As a Latina motivational speaker and a rare disease advocate, Lizzie Velsquez has made strides in advocating for people who have both disability identities and Hispanic heritage. Velsquez was born with a rare congenital condition, which has resulted in many health impacts and physical symptoms for the 27-year-old, including the inability to gain weight.
Due to her appearance, Velsquez was relentlessly bullied as a child. That bullying followed her online, once given the horrific title of “World’s Ugliest Woman” in a YouTube video that circulated widely. But the anti-bullying advocate has turned her struggle into triumph, touring the globe as a powerful voice against bullying. A film of her life, titled A Brave Heart: The Lizzie Velsquez Story, has also made waves at film festivals around the world.
8. Rodolfo “Corky” Gonzales
Often considered one of the founders of the Chicano Movement of the 1960s, Rodolfo “Corky” Gonzales helped organize Mexican Americans in the fight for equality, including the right to unionize, access to education and voting rights. As an activist, Gonzales founded Crusade for Justice, a civil rights and cultural organization that advocated for the rights of Hispanic Americans.
He is perhaps most widely known for his poem “Yo Soy Joaqun” or its English translation “I Am Joaqun” which confronts cultural multiplicity and the oppression of Chicano Americans in the U.S.
Gonzales was also a talented boxer prior to his activist career, winning the Golden Glove championships in his youth. He died in April 2005, but leaves behind a legacy of Chicano empowerment and pride.
9. Raffi Freedman-Gurspan

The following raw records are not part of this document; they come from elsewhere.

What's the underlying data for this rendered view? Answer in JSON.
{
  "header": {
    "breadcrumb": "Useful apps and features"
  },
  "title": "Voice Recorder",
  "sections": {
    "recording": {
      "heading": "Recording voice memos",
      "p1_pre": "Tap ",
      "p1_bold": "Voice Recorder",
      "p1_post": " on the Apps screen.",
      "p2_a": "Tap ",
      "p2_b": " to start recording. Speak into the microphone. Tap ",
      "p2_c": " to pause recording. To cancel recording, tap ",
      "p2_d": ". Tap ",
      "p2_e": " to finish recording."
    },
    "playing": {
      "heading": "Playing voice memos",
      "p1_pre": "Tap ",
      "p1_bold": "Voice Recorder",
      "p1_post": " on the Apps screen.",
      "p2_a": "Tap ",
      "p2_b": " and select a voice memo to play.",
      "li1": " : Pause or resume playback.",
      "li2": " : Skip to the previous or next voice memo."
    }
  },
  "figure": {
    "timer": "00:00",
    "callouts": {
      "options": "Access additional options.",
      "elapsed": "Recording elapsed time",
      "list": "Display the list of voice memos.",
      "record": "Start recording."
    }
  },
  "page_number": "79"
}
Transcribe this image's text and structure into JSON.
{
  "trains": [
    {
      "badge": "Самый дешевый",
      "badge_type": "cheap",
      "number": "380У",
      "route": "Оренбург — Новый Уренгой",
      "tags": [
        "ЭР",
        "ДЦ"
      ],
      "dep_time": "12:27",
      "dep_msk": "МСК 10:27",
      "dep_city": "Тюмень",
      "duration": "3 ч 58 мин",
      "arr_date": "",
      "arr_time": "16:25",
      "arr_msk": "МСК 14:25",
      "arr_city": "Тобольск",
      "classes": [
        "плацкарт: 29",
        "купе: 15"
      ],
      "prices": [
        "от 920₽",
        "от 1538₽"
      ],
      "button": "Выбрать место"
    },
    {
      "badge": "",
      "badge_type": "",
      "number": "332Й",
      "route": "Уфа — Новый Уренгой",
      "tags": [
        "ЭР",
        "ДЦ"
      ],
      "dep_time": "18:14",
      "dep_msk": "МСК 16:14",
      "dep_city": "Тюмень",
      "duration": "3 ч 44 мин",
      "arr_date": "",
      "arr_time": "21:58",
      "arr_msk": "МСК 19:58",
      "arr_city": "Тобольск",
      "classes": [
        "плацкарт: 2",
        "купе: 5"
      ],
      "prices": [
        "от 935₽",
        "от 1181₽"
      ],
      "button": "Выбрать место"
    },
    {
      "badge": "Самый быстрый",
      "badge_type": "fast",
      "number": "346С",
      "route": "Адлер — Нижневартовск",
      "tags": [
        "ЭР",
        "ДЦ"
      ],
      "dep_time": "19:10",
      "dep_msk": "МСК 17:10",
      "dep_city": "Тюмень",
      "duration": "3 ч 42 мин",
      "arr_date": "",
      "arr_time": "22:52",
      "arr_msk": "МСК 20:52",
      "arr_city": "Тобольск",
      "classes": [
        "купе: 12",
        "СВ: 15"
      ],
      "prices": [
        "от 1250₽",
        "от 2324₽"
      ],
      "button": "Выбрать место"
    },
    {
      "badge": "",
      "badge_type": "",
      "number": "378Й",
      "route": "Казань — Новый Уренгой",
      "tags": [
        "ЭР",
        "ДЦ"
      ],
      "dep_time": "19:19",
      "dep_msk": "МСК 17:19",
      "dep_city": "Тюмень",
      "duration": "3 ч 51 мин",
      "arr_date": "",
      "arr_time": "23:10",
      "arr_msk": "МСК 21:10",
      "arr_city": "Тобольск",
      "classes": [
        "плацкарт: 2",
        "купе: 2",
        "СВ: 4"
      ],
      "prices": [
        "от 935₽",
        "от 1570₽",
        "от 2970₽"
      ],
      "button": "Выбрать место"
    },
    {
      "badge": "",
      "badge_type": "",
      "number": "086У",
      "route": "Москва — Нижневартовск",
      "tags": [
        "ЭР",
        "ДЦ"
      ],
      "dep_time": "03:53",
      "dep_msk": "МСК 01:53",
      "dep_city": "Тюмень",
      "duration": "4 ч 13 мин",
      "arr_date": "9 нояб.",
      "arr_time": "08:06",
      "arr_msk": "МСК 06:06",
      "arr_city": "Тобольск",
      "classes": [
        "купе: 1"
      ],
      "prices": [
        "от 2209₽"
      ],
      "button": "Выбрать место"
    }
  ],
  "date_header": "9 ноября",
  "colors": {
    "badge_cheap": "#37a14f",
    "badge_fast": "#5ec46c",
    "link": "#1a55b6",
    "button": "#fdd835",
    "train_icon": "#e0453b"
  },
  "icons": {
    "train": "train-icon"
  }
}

One of the most vocal advocates for the LGBTQ community in U.S. government, Raffi Freedman-Gurspan has a history of powerful activism, especially for transgender people of color. Freedman-Gurspan, who is a Latina and Indigenous transgender woman, now serves as the primary liaison for LGBTQ issues for the White House the first openly trans member of staff at the White House. Throughout her time at the White House, Freedman-Gurspan has advocated for policy shifts supporting trans inclusion in government and beyond.
She has a long history of activism that precedes her political career. Previously, she served as a policy adviser for the National Center for Transgender Equality, where she led racial and economic justice initiatives focused on low-income and transgender people of color. A notable name in the policy space for Latinx queer people, Freedman-Gurspan accomplished all of this before turning 30.
10. Sandra Cisneros
A poet, short story writer, novelist and essayist, Sandra Cisneros is often noted one of the most influential Latinas in the literary space today. In her early career, Cisneros taught at-risk youth, mentoring them in creative writing. As she began to devote her career to her own literary work, that activism continued to grow.
Her work, which explores the lives of the working class, has become a catalyst for conversation around Hispanic culture and identity. Her most notable work, The House on Mango Street, has sold more than 6 million copies worldwide, powerfully depicts coming of age as a Latina navigating poverty and misogyny. Cisneros lives in central Mexico, where she continues her literary work.
11. Sophie Cruz
When she was 5 years old, Sophie Cruz had as much spunk as a seasoned activist, working for change by reaching one of the most powerful leaders: the Pope. As the daughter of undocumented immigrants, Cruz notably gave Pope Francis a letter during his 2015 visit to the White House, outlining her fears of deportation and the devaluing of immigrant contributions around the globe.
The little girl hand-delivered the letter along with a hug to the Pope, writing: “I want to tell you that my heart is very sad, because Im scared that one day ICE [U.S. Immigration and Customs Enforcement] is going to deport my parents. I have a right to live with my parents. I have a right to be happy.”
Now 6 years old, Cruz has gone on to be a voice for the children of undocumented immigrants around the globe and a vocal supporter of immigration reform.